**TASK DIRECTIONS**
Look through the material below and give the number of lines where the string "CAFE" occurs, with nothing added.

**INFORMATION PROVIDED**
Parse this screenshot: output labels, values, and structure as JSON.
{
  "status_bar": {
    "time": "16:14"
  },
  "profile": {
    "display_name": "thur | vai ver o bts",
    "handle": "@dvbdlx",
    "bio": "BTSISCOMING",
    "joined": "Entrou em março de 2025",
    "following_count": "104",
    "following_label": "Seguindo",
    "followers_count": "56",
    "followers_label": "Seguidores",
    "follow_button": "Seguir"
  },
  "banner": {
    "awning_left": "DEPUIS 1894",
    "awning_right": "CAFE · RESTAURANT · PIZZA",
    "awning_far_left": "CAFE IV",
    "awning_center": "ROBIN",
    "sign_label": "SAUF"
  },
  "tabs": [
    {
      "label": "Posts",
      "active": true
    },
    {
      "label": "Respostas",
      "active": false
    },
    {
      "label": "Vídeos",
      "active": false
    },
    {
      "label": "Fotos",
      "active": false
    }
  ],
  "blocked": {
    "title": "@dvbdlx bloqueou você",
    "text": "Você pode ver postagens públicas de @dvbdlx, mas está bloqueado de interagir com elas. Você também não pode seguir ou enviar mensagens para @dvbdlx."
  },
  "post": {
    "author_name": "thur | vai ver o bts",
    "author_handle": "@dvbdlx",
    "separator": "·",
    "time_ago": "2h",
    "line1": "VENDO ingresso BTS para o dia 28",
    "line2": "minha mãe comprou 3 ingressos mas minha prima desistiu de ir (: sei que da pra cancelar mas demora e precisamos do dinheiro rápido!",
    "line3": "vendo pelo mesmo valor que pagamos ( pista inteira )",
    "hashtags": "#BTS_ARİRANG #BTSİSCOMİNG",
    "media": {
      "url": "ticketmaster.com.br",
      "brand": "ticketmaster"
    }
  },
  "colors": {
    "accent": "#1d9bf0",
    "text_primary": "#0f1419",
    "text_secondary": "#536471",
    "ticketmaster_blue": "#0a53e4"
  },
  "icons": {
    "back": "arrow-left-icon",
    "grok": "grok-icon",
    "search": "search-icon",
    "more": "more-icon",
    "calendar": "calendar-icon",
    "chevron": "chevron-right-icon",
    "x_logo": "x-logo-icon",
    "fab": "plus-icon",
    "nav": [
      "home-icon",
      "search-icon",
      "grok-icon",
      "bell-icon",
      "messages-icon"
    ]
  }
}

**ANSWER TO THE EXERCISE**
2